We live in a world where rankings rule.
The FitBit craze, while a boon to healthy living, is also a testimony to our competitive nature.
You would think that in the pit of despair, the need to be “more than” or “better than” would disappear. But that’s not the case.
I continue to judge myself in comparison to others.
I find it difficult to give up the inner tape measure that marks progress or regress in this grief journey.
When I’m having a bad day, I feel like a failure. I feel guilty for not taking firmer hold of the promises of God in Christ. I question my commitment to the truth and I wrestle with unbelief.
When I’m having a relatively good day, I congratulate myself on the distance traveled, the hurdles overcome and the positive progress toward pushing grief to the background of daily life.
This is unhelpful. And it rests in a root of pride.
I am not in control.
My struggle to rate my “progress” in grief recovery is an attempt to exert my will over things I cannot subdue in my own power. And if I feel successful, then the glory goes to ME.

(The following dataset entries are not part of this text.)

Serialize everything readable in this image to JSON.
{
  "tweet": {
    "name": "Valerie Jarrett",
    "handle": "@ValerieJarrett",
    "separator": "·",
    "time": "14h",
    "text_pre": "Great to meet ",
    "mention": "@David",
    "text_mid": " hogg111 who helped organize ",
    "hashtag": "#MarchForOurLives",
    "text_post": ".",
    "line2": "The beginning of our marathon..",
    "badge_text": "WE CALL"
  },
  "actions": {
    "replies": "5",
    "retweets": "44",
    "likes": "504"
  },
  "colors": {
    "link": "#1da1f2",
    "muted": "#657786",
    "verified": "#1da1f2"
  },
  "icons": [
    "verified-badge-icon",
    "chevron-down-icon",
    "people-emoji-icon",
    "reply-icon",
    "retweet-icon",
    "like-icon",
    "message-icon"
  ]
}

When I choose to practice spiritual disciplines like prayer and fasting, I am placing myself in a position to hear from God and to be receptive to His will in my life.

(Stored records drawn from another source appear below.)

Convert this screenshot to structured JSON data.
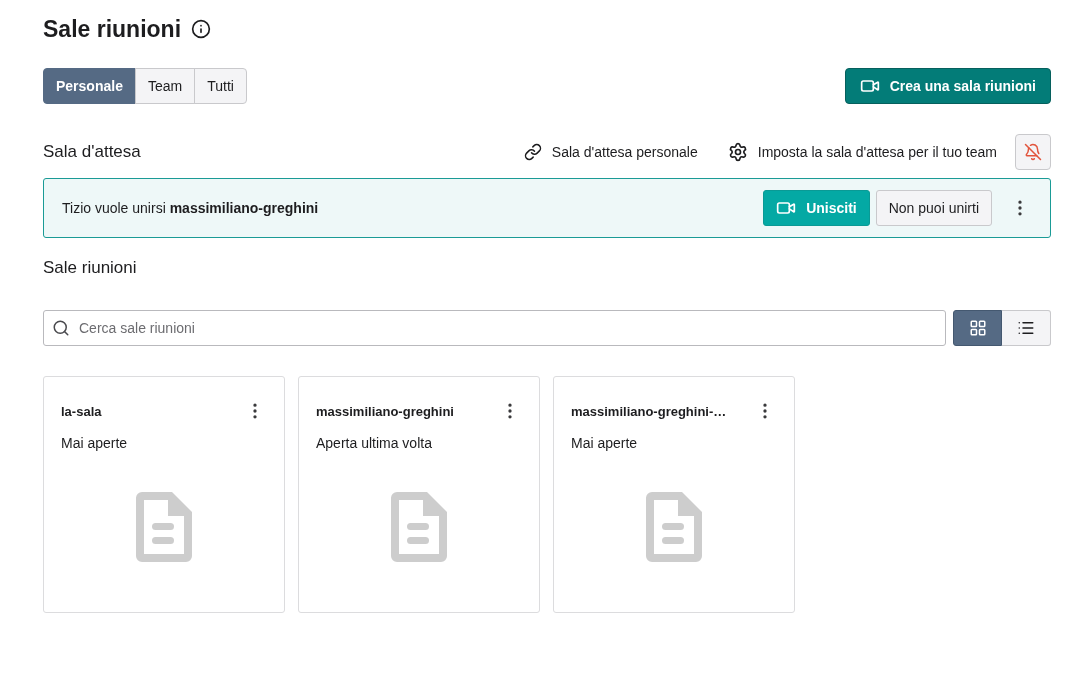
{
  "page": {
    "title": "Sale riunioni"
  },
  "tabs": [
    {
      "label": "Personale",
      "selected": true
    },
    {
      "label": "Team",
      "selected": false
    },
    {
      "label": "Tutti",
      "selected": false
    }
  ],
  "create_button": {
    "label": "Crea una sala riunioni"
  },
  "waiting_room": {
    "title": "Sala d'attesa",
    "personal_link": "Sala d'attesa personale",
    "team_setting": "Imposta la sala d'attesa per il tuo team",
    "notifications_muted": true
  },
  "request": {
    "message": "Tizio vuole unirsi **massimiliano-greghini**",
    "join": "Unisciti",
    "decline": "Non puoi unirti"
  },
  "rooms_section": {
    "title": "Sale riunioni",
    "search_placeholder": "Cerca sale riunioni"
  },
  "views": [
    {
      "kind": "grid",
      "selected": true
    },
    {
      "kind": "list",
      "selected": false
    }
  ],
  "rooms": [
    {
      "name": "la-sala",
      "status": "Mai aperte"
    },
    {
      "name": "massimiliano-greghini",
      "status": "Aperta ultima volta"
    },
    {
      "name": "massimiliano-greghini-…",
      "status": "Mai aperte"
    }
  ]
}
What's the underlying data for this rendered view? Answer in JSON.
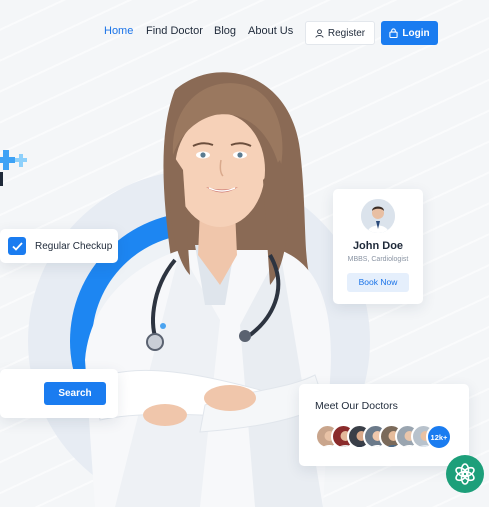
{
  "nav": {
    "links": [
      {
        "label": "Home",
        "active": true
      },
      {
        "label": "Find Doctor",
        "active": false
      },
      {
        "label": "Blog",
        "active": false
      },
      {
        "label": "About Us",
        "active": false
      }
    ],
    "register_label": "Register",
    "login_label": "Login"
  },
  "hero": {
    "checkup_label": "Regular Checkup",
    "search_label": "Search"
  },
  "doctor_card": {
    "name": "John Doe",
    "specialty": "MBBS, Cardiologist",
    "book_label": "Book Now"
  },
  "meet_card": {
    "title": "Meet Our Doctors",
    "count_label": "12k+"
  },
  "icons": {
    "register": "user-icon",
    "login": "lock-icon",
    "checkup": "check-icon",
    "fab": "chat-assistant-icon",
    "decor": "plus-cross-icon"
  },
  "colors": {
    "primary": "#1a7cf0",
    "ring": "#1d86f2",
    "background": "#f4f6f8",
    "fab": "#1d9f7a",
    "text": "#1f2a3a"
  }
}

Likewise, when I choose to lean into the support of others and focus on truth revealed in Scripture, I encourage the healing process.

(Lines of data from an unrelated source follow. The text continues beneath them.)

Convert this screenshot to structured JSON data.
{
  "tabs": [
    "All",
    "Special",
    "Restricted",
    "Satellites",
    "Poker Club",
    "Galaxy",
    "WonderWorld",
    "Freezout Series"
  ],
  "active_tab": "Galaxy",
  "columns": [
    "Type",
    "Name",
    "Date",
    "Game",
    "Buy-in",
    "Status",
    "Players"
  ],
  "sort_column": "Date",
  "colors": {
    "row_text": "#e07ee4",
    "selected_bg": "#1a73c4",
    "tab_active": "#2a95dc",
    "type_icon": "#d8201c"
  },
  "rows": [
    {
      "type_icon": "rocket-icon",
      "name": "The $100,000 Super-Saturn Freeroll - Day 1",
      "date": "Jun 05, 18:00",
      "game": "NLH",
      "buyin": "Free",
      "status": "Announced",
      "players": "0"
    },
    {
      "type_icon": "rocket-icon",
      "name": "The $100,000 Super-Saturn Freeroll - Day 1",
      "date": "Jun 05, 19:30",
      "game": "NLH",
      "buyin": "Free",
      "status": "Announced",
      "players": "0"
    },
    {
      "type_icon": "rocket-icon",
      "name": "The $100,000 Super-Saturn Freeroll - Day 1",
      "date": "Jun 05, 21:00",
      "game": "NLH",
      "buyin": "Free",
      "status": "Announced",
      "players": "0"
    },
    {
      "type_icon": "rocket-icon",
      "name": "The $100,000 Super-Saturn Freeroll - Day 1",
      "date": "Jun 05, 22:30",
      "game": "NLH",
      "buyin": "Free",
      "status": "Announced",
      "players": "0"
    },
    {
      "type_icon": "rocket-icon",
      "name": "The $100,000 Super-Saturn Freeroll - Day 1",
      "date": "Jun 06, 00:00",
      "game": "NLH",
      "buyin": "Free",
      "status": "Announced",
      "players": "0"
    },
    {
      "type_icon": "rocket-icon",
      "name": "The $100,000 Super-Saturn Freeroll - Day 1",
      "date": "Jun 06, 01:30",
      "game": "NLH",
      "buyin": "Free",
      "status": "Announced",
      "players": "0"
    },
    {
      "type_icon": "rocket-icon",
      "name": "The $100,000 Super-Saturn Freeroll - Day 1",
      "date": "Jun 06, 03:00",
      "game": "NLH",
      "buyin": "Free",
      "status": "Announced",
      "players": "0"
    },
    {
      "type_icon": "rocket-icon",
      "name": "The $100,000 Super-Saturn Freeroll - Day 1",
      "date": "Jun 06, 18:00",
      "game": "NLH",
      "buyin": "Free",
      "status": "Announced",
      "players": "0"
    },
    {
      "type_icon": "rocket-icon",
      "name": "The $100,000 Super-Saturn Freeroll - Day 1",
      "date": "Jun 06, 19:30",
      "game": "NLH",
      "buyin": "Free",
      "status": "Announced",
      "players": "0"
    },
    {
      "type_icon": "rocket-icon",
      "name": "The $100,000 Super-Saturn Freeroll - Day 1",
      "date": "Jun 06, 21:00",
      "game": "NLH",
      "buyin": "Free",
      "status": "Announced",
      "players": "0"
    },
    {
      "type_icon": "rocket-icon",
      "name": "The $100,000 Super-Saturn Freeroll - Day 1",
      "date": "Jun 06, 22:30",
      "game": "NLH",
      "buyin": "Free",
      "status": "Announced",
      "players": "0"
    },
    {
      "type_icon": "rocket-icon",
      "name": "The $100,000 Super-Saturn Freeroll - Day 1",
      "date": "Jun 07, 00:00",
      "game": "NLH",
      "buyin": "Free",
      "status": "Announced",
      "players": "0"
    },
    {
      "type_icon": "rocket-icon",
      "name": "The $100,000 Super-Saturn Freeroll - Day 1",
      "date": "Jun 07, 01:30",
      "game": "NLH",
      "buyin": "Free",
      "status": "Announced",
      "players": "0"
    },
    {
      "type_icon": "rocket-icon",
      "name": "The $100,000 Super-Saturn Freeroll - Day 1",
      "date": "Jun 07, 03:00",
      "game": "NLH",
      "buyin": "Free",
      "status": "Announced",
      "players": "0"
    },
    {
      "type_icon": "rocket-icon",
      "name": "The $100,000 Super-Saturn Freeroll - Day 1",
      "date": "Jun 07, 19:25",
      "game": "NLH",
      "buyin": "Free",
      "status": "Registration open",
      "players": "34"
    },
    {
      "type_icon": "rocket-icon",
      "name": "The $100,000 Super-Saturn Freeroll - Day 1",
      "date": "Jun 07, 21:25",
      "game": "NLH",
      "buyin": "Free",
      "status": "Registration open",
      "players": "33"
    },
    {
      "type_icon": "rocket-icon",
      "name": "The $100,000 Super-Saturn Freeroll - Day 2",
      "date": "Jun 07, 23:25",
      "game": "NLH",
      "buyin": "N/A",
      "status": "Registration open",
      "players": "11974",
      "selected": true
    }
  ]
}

But if my restoration rests on my efforts, I’m doomed. I do not have the power or authority to redeem my pain.
I cannot save myself.
I need a Savior.
The sting of death is sin, and the power of sin [by which it brings death] is the law; but thanks be to God, who gives us the victory [as conquerors] through our Lord Jesus Christ. Therefore, my beloved brothers and sisters, be steadfast, immovable, always excelling in the work of the Lord [always doing your best and doing more than is needed], being continually aware that your labor [even to the point of exhaustion] in the Lord is not futile nor wasted [it is never without purpose].
I Corinthians 15:56-58 AMP